- **Problem requirements**: The whole listing is to be retyped exactly as it appears.

- **Exercise data**:
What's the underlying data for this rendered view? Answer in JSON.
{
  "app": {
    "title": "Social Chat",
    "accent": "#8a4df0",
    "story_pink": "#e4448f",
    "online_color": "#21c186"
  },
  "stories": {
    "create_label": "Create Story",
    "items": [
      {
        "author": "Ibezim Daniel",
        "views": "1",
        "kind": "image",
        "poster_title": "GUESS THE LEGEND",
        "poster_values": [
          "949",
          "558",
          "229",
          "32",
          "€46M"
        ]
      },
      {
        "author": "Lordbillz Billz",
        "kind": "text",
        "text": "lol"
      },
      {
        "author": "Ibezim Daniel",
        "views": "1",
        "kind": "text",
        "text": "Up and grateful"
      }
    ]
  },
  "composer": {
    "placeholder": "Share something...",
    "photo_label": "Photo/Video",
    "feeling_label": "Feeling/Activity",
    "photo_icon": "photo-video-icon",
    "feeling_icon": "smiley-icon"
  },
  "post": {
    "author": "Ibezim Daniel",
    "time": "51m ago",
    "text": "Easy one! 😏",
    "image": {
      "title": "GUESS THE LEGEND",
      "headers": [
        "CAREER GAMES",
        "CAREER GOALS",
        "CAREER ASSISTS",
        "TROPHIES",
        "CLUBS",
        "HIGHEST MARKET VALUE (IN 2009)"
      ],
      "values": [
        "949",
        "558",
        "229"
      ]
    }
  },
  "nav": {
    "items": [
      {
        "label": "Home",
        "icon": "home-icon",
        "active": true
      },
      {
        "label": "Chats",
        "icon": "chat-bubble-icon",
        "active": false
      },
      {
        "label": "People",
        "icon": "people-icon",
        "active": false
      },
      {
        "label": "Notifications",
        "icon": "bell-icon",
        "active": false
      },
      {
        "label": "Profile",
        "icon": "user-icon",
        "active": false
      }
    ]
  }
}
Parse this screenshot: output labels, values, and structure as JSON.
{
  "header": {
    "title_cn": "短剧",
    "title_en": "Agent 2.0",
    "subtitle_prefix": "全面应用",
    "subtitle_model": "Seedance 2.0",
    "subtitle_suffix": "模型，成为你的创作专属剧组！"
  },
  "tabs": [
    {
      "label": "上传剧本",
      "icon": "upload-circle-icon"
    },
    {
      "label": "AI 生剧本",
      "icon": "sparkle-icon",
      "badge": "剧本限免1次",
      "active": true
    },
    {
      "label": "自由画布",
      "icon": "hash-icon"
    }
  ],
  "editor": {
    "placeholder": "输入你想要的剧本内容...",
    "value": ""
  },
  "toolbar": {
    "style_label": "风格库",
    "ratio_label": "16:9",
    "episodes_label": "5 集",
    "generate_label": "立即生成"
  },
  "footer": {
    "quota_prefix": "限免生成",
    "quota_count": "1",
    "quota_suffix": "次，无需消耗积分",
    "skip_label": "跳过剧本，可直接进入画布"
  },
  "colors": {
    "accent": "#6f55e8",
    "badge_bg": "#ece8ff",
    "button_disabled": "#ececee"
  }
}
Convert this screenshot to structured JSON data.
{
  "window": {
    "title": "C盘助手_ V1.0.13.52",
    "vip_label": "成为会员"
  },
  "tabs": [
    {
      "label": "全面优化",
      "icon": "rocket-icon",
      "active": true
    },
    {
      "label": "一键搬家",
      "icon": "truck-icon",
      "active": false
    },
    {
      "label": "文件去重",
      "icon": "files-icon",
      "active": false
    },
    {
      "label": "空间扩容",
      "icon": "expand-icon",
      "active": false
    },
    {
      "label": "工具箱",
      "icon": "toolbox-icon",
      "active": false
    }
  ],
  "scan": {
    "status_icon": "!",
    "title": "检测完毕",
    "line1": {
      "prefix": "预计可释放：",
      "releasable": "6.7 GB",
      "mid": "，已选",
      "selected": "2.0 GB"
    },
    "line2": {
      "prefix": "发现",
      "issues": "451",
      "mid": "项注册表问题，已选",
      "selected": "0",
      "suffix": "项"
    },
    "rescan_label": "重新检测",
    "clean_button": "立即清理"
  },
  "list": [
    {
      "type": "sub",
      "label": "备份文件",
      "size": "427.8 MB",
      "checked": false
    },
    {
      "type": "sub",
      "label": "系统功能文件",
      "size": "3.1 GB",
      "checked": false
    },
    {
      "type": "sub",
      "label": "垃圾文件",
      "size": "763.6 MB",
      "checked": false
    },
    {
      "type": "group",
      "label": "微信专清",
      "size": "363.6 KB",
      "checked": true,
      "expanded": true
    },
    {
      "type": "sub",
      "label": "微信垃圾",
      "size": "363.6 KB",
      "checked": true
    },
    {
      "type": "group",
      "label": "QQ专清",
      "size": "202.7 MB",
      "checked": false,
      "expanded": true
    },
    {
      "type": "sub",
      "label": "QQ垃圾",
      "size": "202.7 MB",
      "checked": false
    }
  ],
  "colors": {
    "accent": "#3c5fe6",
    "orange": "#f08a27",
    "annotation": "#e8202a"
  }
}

- **Reply**:
What's the underlying data for this rendered view? Answer in JSON.
{
  "app": {
    "title": "Social Chat",
    "accent": "#8a4df0",
    "story_pink": "#e4448f",
    "online_color": "#21c186"
  },
  "stories": {
    "create_label": "Create Story",
    "items": [
      {
        "author": "Ibezim Daniel",
        "views": "1",
        "kind": "image",
        "poster_title": "GUESS THE LEGEND",
        "poster_values": [
          "949",
          "558",
          "229",
          "32",
          "€46M"
        ]
      },
      {
        "author": "Lordbillz Billz",
        "kind": "text",
        "text": "lol"
      },
      {
        "author": "Ibezim Daniel",
        "views": "1",
        "kind": "text",
        "text": "Up and grateful"
      }
    ]
  },
  "composer": {
    "placeholder": "Share something...",
    "photo_label": "Photo/Video",
    "feeling_label": "Feeling/Activity",
    "photo_icon": "photo-video-icon",
    "feeling_icon": "smiley-icon"
  },
  "post": {
    "author": "Ibezim Daniel",
    "time": "51m ago",
    "text": "Easy one! 😏",
    "image": {
      "title": "GUESS THE LEGEND",
      "headers": [
        "CAREER GAMES",
        "CAREER GOALS",
        "CAREER ASSISTS",
        "TROPHIES",
        "CLUBS",
        "HIGHEST MARKET VALUE (IN 2009)"
      ],
      "values": [
        "949",
        "558",
        "229"
      ]
    }
  },
  "nav": {
    "items": [
      {
        "label": "Home",
        "icon": "home-icon",
        "active": true
      },
      {
        "label": "Chats",
        "icon": "chat-bubble-icon",
        "active": false
      },
      {
        "label": "People",
        "icon": "people-icon",
        "active": false
      },
      {
        "label": "Notifications",
        "icon": "bell-icon",
        "active": false
      },
      {
        "label": "Profile",
        "icon": "user-icon",
        "active": false
      }
    ]
  }
}
Parse this screenshot: output labels, values, and structure as JSON.
{
  "header": {
    "title_cn": "短剧",
    "title_en": "Agent 2.0",
    "subtitle_prefix": "全面应用",
    "subtitle_model": "Seedance 2.0",
    "subtitle_suffix": "模型，成为你的创作专属剧组！"
  },
  "tabs": [
    {
      "label": "上传剧本",
      "icon": "upload-circle-icon"
    },
    {
      "label": "AI 生剧本",
      "icon": "sparkle-icon",
      "badge": "剧本限免1次",
      "active": true
    },
    {
      "label": "自由画布",
      "icon": "hash-icon"
    }
  ],
  "editor": {
    "placeholder": "输入你想要的剧本内容...",
    "value": ""
  },
  "toolbar": {
    "style_label": "风格库",
    "ratio_label": "16:9",
    "episodes_label": "5 集",
    "generate_label": "立即生成"
  },
  "footer": {
    "quota_prefix": "限免生成",
    "quota_count": "1",
    "quota_suffix": "次，无需消耗积分",
    "skip_label": "跳过剧本，可直接进入画布"
  },
  "colors": {
    "accent": "#6f55e8",
    "badge_bg": "#ece8ff",
    "button_disabled": "#ececee"
  }
}
Convert this screenshot to structured JSON data.
{
  "window": {
    "title": "C盘助手_ V1.0.13.52",
    "vip_label": "成为会员"
  },
  "tabs": [
    {
      "label": "全面优化",
      "icon": "rocket-icon",
      "active": true
    },
    {
      "label": "一键搬家",
      "icon": "truck-icon",
      "active": false
    },
    {
      "label": "文件去重",
      "icon": "files-icon",
      "active": false
    },
    {
      "label": "空间扩容",
      "icon": "expand-icon",
      "active": false
    },
    {
      "label": "工具箱",
      "icon": "toolbox-icon",
      "active": false
    }
  ],
  "scan": {
    "status_icon": "!",
    "title": "检测完毕",
    "line1": {
      "prefix": "预计可释放：",
      "releasable": "6.7 GB",
      "mid": "，已选",
      "selected": "2.0 GB"
    },
    "line2": {
      "prefix": "发现",
      "issues": "451",
      "mid": "项注册表问题，已选",
      "selected": "0",
      "suffix": "项"
    },
    "rescan_label": "重新检测",
    "clean_button": "立即清理"
  },
  "list": [
    {
      "type": "sub",
      "label": "备份文件",
      "size": "427.8 MB",
      "checked": false
    },
    {
      "type": "sub",
      "label": "系统功能文件",
      "size": "3.1 GB",
      "checked": false
    },
    {
      "type": "sub",
      "label": "垃圾文件",
      "size": "763.6 MB",
      "checked": false
    },
    {
      "type": "group",
      "label": "微信专清",
      "size": "363.6 KB",
      "checked": true,
      "expanded": true
    },
    {
      "type": "sub",
      "label": "微信垃圾",
      "size": "363.6 KB",
      "checked": true
    },
    {
      "type": "group",
      "label": "QQ专清",
      "size": "202.7 MB",
      "checked": false,
      "expanded": true
    },
    {
      "type": "sub",
      "label": "QQ垃圾",
      "size": "202.7 MB",
      "checked": false
    }
  ],
  "colors": {
    "accent": "#3c5fe6",
    "orange": "#f08a27",
    "annotation": "#e8202a"
  }
}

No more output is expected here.